Top of Data records

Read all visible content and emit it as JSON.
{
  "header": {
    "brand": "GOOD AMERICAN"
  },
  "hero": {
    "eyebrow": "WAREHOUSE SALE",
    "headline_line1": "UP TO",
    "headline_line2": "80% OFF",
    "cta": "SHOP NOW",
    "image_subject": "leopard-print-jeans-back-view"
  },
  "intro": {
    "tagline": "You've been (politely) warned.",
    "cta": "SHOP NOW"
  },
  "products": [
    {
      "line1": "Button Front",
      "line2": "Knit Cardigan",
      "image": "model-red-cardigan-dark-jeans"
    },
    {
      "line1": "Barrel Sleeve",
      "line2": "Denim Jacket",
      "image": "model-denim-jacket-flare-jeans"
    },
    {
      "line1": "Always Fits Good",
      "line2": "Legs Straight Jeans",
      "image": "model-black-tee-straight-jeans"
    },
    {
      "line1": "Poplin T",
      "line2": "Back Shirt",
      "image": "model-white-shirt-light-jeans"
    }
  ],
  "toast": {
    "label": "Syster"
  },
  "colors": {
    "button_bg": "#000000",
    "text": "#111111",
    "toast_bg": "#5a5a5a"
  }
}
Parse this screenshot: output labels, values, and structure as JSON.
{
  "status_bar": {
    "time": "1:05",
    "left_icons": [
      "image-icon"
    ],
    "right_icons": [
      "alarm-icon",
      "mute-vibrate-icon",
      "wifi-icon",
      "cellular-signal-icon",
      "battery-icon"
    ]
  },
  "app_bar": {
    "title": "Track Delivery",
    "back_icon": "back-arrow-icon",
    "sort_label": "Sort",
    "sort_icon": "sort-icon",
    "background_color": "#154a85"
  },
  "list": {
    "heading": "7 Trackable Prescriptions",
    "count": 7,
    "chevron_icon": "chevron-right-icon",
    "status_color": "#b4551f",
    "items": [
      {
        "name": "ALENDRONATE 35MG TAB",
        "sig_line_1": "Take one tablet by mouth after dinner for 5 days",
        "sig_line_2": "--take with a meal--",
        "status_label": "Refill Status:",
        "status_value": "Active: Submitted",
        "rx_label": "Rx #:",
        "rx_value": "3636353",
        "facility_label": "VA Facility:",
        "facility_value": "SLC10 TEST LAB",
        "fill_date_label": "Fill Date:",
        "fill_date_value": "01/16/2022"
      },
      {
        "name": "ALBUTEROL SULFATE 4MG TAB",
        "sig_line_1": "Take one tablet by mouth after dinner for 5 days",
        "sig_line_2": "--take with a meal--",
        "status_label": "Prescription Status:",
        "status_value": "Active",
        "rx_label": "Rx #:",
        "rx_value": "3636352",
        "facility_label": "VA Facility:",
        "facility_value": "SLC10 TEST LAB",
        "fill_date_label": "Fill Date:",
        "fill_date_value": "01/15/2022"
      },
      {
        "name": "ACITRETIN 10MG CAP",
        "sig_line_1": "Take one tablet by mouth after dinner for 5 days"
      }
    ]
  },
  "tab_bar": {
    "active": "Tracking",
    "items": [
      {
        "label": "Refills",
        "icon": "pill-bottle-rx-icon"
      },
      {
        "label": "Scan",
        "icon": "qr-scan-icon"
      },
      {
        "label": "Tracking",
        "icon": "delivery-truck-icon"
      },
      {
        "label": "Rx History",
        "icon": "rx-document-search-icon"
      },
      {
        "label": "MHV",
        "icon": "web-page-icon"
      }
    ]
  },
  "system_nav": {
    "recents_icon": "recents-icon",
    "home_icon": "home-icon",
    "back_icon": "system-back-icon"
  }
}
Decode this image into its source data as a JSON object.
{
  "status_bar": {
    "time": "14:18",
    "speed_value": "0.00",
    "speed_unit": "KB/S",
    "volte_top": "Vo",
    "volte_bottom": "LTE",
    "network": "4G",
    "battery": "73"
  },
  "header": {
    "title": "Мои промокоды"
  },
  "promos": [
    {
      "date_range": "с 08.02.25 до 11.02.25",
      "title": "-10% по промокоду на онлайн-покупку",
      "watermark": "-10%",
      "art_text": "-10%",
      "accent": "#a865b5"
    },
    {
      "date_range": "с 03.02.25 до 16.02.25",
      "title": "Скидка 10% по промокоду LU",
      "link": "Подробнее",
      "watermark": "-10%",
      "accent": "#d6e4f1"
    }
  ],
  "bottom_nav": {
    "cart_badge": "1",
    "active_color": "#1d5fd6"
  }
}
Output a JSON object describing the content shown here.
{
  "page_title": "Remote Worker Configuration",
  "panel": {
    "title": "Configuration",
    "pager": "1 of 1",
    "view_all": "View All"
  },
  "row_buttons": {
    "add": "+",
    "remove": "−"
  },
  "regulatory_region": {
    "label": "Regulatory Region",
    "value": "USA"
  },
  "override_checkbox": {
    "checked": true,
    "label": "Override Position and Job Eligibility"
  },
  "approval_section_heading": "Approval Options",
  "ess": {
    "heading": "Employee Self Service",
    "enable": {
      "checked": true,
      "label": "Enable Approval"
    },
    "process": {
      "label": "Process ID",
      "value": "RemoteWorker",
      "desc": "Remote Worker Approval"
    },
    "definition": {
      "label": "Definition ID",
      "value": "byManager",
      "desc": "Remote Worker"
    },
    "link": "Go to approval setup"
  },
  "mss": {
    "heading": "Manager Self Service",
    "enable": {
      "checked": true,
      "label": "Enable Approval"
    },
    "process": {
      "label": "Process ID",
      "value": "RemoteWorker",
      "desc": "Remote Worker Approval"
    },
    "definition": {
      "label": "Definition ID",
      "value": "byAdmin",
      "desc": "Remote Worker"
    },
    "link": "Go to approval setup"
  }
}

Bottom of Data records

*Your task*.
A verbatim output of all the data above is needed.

*Answer space*.
Read all visible content and emit it as JSON.
{
  "header": {
    "brand": "GOOD AMERICAN"
  },
  "hero": {
    "eyebrow": "WAREHOUSE SALE",
    "headline_line1": "UP TO",
    "headline_line2": "80% OFF",
    "cta": "SHOP NOW",
    "image_subject": "leopard-print-jeans-back-view"
  },
  "intro": {
    "tagline": "You've been (politely) warned.",
    "cta": "SHOP NOW"
  },
  "products": [
    {
      "line1": "Button Front",
      "line2": "Knit Cardigan",
      "image": "model-red-cardigan-dark-jeans"
    },
    {
      "line1": "Barrel Sleeve",
      "line2": "Denim Jacket",
      "image": "model-denim-jacket-flare-jeans"
    },
    {
      "line1": "Always Fits Good",
      "line2": "Legs Straight Jeans",
      "image": "model-black-tee-straight-jeans"
    },
    {
      "line1": "Poplin T",
      "line2": "Back Shirt",
      "image": "model-white-shirt-light-jeans"
    }
  ],
  "toast": {
    "label": "Syster"
  },
  "colors": {
    "button_bg": "#000000",
    "text": "#111111",
    "toast_bg": "#5a5a5a"
  }
}
Parse this screenshot: output labels, values, and structure as JSON.
{
  "status_bar": {
    "time": "1:05",
    "left_icons": [
      "image-icon"
    ],
    "right_icons": [
      "alarm-icon",
      "mute-vibrate-icon",
      "wifi-icon",
      "cellular-signal-icon",
      "battery-icon"
    ]
  },
  "app_bar": {
    "title": "Track Delivery",
    "back_icon": "back-arrow-icon",
    "sort_label": "Sort",
    "sort_icon": "sort-icon",
    "background_color": "#154a85"
  },
  "list": {
    "heading": "7 Trackable Prescriptions",
    "count": 7,
    "chevron_icon": "chevron-right-icon",
    "status_color": "#b4551f",
    "items": [
      {
        "name": "ALENDRONATE 35MG TAB",
        "sig_line_1": "Take one tablet by mouth after dinner for 5 days",
        "sig_line_2": "--take with a meal--",
        "status_label": "Refill Status:",
        "status_value": "Active: Submitted",
        "rx_label": "Rx #:",
        "rx_value": "3636353",
        "facility_label": "VA Facility:",
        "facility_value": "SLC10 TEST LAB",
        "fill_date_label": "Fill Date:",
        "fill_date_value": "01/16/2022"
      },
      {
        "name": "ALBUTEROL SULFATE 4MG TAB",
        "sig_line_1": "Take one tablet by mouth after dinner for 5 days",
        "sig_line_2": "--take with a meal--",
        "status_label": "Prescription Status:",
        "status_value": "Active",
        "rx_label": "Rx #:",
        "rx_value": "3636352",
        "facility_label": "VA Facility:",
        "facility_value": "SLC10 TEST LAB",
        "fill_date_label": "Fill Date:",
        "fill_date_value": "01/15/2022"
      },
      {
        "name": "ACITRETIN 10MG CAP",
        "sig_line_1": "Take one tablet by mouth after dinner for 5 days"
      }
    ]
  },
  "tab_bar": {
    "active": "Tracking",
    "items": [
      {
        "label": "Refills",
        "icon": "pill-bottle-rx-icon"
      },
      {
        "label": "Scan",
        "icon": "qr-scan-icon"
      },
      {
        "label": "Tracking",
        "icon": "delivery-truck-icon"
      },
      {
        "label": "Rx History",
        "icon": "rx-document-search-icon"
      },
      {
        "label": "MHV",
        "icon": "web-page-icon"
      }
    ]
  },
  "system_nav": {
    "recents_icon": "recents-icon",
    "home_icon": "home-icon",
    "back_icon": "system-back-icon"
  }
}
Decode this image into its source data as a JSON object.
{
  "status_bar": {
    "time": "14:18",
    "speed_value": "0.00",
    "speed_unit": "KB/S",
    "volte_top": "Vo",
    "volte_bottom": "LTE",
    "network": "4G",
    "battery": "73"
  },
  "header": {
    "title": "Мои промокоды"
  },
  "promos": [
    {
      "date_range": "с 08.02.25 до 11.02.25",
      "title": "-10% по промокоду на онлайн-покупку",
      "watermark": "-10%",
      "art_text": "-10%",
      "accent": "#a865b5"
    },
    {
      "date_range": "с 03.02.25 до 16.02.25",
      "title": "Скидка 10% по промокоду LU",
      "link": "Подробнее",
      "watermark": "-10%",
      "accent": "#d6e4f1"
    }
  ],
  "bottom_nav": {
    "cart_badge": "1",
    "active_color": "#1d5fd6"
  }
}
Output a JSON object describing the content shown here.
{
  "page_title": "Remote Worker Configuration",
  "panel": {
    "title": "Configuration",
    "pager": "1 of 1",
    "view_all": "View All"
  },
  "row_buttons": {
    "add": "+",
    "remove": "−"
  },
  "regulatory_region": {
    "label": "Regulatory Region",
    "value": "USA"
  },
  "override_checkbox": {
    "checked": true,
    "label": "Override Position and Job Eligibility"
  },
  "approval_section_heading": "Approval Options",
  "ess": {
    "heading": "Employee Self Service",
    "enable": {
      "checked": true,
      "label": "Enable Approval"
    },
    "process": {
      "label": "Process ID",
      "value": "RemoteWorker",
      "desc": "Remote Worker Approval"
    },
    "definition": {
      "label": "Definition ID",
      "value": "byManager",
      "desc": "Remote Worker"
    },
    "link": "Go to approval setup"
  },
  "mss": {
    "heading": "Manager Self Service",
    "enable": {
      "checked": true,
      "label": "Enable Approval"
    },
    "process": {
      "label": "Process ID",
      "value": "RemoteWorker",
      "desc": "Remote Worker Approval"
    },
    "definition": {
      "label": "Definition ID",
      "value": "byAdmin",
      "desc": "Remote Worker"
    },
    "link": "Go to approval setup"
  }
}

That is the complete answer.